November 5 - 7, 2018
Exchanges between comics and games have become as complex as their respective source material. Indeed, transmedia activities that extend the aesthetics and narratives of comic books beyond their original medium have become a key element of our current culture of media convergence. Driven by the success of Marvel studio productions, films based on comic book superheroes have come to dominate Hollywood mainstream cinema, while the success of comics-based Netflix television series has begun to reshape contemporary serial television production. Less noted by scholars and nonacademic commentators, video games constitute another commercially and culturally pervasive host medium for a sprawling wealth of comic-derived material. Before Lego Batman became a successful animated movie satire of superhero conventions in early 2017, for example, an earlier Lego video game series had already been covering the lighter side of the dark knight since 2008, while the ongoing series of Batman Arkham games continues to deliver the doom and gloom aesthetics expected from Gotham’s Finest for an older demographic. Beyond the franchise-oriented game design of large parts of the games industry, games like Framed (2014) allow the player to experience the formal structures of comics, and the graphic novel adaptation Valiant Hearts (2014) explores the events of World War I from a multi-perspective angle outside the digital battlefields of more mainstream video games.
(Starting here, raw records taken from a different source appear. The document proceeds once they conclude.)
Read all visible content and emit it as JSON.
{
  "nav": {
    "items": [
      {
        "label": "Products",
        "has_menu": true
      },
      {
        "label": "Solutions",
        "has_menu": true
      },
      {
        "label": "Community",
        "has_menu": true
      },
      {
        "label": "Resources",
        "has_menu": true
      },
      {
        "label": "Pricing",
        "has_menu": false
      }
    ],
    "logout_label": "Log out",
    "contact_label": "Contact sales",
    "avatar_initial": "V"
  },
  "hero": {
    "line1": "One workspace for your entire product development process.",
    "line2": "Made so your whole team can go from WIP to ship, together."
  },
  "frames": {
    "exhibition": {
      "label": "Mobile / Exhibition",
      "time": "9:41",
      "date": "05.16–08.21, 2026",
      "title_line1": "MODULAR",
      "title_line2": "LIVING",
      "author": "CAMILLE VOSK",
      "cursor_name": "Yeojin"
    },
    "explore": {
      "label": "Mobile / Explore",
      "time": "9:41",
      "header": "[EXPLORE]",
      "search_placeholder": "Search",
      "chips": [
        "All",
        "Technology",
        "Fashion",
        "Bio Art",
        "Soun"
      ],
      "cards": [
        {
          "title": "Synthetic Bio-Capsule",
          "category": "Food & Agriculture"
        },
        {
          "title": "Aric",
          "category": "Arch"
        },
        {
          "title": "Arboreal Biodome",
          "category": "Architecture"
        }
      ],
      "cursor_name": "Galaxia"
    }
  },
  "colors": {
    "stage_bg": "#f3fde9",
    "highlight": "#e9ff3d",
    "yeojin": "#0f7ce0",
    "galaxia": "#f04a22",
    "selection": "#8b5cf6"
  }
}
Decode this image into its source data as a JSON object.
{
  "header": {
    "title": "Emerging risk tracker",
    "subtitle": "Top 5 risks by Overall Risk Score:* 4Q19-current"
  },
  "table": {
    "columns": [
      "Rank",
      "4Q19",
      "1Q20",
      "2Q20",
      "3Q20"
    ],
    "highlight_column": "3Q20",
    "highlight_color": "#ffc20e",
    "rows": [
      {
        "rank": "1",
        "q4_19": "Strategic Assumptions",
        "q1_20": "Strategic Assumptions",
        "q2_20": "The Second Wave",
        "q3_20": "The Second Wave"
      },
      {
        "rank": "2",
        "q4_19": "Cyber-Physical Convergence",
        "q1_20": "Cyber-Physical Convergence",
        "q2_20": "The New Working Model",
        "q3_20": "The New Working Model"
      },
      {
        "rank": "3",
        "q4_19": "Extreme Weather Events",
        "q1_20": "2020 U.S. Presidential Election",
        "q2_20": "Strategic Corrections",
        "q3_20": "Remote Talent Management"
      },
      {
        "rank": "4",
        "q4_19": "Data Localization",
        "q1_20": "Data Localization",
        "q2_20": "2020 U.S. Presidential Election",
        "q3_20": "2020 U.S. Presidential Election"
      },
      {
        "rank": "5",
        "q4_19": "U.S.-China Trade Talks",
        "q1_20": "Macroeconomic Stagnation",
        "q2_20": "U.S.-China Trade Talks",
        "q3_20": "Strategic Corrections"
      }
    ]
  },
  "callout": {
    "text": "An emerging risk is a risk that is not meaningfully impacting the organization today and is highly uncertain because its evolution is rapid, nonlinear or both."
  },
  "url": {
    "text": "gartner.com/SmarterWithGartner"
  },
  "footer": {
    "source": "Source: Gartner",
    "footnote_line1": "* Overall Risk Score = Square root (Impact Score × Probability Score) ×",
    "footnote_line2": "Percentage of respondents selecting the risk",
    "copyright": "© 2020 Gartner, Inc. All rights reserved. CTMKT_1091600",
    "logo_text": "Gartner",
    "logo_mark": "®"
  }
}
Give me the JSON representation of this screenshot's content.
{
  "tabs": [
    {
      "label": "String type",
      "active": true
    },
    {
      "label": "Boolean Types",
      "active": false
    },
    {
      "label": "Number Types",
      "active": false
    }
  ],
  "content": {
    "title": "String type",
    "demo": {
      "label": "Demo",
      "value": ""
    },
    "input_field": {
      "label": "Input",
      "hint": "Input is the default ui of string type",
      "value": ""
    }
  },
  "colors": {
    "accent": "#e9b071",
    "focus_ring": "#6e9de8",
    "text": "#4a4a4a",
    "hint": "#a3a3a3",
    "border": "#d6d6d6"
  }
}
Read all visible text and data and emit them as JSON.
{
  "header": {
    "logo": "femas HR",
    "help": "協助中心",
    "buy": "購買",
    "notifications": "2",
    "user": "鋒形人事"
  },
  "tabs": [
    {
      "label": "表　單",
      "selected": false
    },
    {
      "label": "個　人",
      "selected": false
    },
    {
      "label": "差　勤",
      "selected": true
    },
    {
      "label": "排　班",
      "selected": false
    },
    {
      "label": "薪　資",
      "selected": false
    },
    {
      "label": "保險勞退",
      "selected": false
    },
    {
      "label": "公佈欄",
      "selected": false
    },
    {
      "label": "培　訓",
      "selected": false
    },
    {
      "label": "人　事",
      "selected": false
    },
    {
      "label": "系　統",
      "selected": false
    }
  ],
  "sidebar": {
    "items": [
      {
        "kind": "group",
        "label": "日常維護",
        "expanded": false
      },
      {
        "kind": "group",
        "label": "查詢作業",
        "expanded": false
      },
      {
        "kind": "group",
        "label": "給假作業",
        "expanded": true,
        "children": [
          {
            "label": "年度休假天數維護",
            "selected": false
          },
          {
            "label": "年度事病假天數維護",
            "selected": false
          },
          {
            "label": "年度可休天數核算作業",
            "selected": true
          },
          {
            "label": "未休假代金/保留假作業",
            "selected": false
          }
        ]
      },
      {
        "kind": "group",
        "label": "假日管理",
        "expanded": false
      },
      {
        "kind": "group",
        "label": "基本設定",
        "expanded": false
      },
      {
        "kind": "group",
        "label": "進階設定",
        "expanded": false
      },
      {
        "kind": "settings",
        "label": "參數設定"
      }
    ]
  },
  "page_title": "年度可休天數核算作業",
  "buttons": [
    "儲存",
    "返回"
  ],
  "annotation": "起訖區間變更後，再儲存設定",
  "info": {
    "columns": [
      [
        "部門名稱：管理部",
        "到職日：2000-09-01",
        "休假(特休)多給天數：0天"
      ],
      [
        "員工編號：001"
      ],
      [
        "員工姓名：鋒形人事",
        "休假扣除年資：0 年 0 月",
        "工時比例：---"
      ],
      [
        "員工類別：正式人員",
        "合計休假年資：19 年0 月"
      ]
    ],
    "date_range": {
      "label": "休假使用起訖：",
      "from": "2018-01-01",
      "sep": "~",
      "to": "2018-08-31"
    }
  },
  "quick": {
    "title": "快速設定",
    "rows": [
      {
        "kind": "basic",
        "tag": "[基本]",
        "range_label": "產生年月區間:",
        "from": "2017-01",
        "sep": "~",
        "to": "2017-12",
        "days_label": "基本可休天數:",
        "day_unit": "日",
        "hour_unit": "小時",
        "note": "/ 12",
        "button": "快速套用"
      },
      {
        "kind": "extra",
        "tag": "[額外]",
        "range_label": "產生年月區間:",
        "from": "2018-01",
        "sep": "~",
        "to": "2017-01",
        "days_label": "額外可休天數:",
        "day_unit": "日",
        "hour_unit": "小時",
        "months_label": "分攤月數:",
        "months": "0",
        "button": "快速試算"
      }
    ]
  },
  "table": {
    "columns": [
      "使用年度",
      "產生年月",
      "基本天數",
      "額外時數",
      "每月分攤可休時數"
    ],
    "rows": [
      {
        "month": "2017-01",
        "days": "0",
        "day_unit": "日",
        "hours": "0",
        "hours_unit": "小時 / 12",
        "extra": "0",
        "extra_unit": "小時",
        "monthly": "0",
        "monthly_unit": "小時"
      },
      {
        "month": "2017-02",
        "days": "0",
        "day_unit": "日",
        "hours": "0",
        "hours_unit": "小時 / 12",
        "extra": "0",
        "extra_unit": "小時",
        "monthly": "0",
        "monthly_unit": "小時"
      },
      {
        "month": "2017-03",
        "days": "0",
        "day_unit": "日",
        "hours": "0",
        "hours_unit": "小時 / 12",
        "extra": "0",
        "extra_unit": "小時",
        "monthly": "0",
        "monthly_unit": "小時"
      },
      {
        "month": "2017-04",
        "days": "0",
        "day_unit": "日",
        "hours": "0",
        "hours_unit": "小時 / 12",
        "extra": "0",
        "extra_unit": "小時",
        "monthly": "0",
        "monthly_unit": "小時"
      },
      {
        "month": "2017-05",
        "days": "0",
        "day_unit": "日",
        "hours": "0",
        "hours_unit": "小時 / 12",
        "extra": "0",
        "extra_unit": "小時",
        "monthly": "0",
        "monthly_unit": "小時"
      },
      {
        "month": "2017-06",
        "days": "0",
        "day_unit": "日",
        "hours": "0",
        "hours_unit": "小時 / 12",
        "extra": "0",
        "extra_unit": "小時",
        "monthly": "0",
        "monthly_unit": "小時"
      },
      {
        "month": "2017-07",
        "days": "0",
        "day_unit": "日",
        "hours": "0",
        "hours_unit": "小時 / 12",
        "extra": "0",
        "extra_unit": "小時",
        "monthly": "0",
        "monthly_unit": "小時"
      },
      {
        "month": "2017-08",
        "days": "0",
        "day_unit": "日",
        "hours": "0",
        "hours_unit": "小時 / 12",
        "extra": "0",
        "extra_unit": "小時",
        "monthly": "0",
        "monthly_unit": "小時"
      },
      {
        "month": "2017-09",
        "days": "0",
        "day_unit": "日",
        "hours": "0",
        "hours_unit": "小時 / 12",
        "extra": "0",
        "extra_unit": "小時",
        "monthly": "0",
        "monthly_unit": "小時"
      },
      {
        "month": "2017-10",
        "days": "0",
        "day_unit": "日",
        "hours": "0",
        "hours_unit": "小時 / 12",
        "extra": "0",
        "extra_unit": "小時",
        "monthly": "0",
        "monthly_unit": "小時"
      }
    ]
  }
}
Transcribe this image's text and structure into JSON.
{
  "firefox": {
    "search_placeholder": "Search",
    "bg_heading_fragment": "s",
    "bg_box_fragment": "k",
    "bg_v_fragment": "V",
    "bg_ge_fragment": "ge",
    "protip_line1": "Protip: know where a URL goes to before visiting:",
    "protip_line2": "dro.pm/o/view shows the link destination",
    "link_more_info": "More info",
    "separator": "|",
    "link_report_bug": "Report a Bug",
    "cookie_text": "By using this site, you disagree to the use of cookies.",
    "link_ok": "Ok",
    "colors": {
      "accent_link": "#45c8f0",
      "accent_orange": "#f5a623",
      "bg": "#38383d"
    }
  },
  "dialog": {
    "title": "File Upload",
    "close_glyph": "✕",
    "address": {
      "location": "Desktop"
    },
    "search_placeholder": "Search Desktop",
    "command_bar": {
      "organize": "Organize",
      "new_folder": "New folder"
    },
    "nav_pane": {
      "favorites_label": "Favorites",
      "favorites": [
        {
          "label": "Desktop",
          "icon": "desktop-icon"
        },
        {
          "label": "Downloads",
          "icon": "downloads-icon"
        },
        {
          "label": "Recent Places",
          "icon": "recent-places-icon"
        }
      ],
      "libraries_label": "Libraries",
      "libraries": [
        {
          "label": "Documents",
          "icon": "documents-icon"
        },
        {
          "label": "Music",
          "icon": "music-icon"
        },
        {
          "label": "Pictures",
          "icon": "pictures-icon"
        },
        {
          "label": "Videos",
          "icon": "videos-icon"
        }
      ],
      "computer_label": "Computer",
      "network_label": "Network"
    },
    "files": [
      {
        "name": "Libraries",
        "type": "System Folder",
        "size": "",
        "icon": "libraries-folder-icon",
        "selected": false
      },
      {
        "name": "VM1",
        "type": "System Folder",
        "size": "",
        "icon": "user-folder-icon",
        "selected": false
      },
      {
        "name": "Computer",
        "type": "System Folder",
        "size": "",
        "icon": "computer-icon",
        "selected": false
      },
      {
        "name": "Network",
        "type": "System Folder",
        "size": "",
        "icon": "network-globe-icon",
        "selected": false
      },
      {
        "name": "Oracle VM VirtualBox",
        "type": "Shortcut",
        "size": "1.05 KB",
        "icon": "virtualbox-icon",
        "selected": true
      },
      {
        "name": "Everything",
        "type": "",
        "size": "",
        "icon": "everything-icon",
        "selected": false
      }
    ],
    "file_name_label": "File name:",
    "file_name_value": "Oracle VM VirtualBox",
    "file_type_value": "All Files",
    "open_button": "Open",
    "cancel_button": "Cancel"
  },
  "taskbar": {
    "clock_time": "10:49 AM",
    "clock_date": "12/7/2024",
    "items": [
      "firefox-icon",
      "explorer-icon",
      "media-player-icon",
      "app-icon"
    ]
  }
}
Against this background, the symposium “Comics|Games: Aesthetic, Ludic, and Narrative Strategies” aims to further our understanding of the ways in which comics and video games interrelate and crossfertilize each other at our current moment of media convergence. The symposium, funded by the VolkswagenStiftung, is a joint effort between the Working Group Comics Studies (AG Comicforschung) and the Working Group Game Studies (AG Games) of the German Society for Media Studies (Gesellschaft für Medienwissenschaft).
We invite 15-minute papers on issues related to questions of adaptation, franchising, poetics, design, hybridity, gender, representation, seriality, and/or transmedia focused on one or more of the following areas of inquiry:
Aesthetic strategies: What happens to the “sequential art” of the comic when the pictures originally fixed on a printed page are set into motion by the game player? In what ways does the configurative practice of the gaming situation affect the representation of the static comic book page? Can modalities associated with stylistic traditions of the comic book like cartooning be adapted to games, and what are the potential consequences of such adaptations for the experience of gameplay mechanics? Is the role of the player restricted to redrawing prefigured characters and situations, or can s/he subvert even potentially harmful stereotypes of gender and race in a playful way? Does the recurring use of characters, settings, and situations across media affirm the stagnation of comics and video games as cultural-industrial commodities, or can we identify traces of a creative approach toward cultural rituals between repetition and variations as they are emphasized in recent genre
theory and seriality studies?
Ludic strategies: What ludic qualities can be discovered in comic book franchises and in serial practices of storytelling in particular? Are aspects of transmedial world-building closer to the non-linear
attractions of an adventure playground than to the traditional heroic epic seeking closure in order to create meaning? What detours from the conventional superhero’s journey are enabled by a playful attitude? What practices of textual poaching and which types of fan cultures, involving cosplay, game mods, and fan fiction, can be found in the borderlands between comics and gaming cultures? Does cultural re-evaluation affect the initial pleasures of comics and gaming culture, or are serious games the next graphic novel? And are our current methods even adequate to discuss the possibilities and
pitfalls, the pleasure and pain, of franchising practices within the comics and games industries?
Narrative strategies: Is comics’ multimodal configuration in need of emancipation from its narrative function in ways similar to what early ludologists claimed for the ludic structures of (video) games? Does the “drillability” of transmedia storyworlds really create a deeper understanding of a unified narrative experience spread across several media? Does every picture tell a story, or do we have to consider updated models for verbal-pictorial and interactive audiovisual narratives? What are the appropriate methods (from close reading to world mapping) for navigating sequential and spatial art forms? What historical perspectives connect image-, hyper- and cybertext? In what ways can the techniques and stylistic forms such as the use of narrators, the foregrounding of character subjectivity through free indirect discourse, the principles of montage, or pictorial emulation of character pointof-view be adapted from literature and film to comics and games? What are the material modalities and semiotic styles of narrative in comics (from cartoons to graphic novel realism) and games (from early 2D games to 21st-century 3D photorealism and back to current indie game abstraction)?
Please send 200-word abstracts and 100-word biographies by 30 April 2018 via email to the three conference conveners ( email@example.com, firstname.lastname@example.org, email@example.com )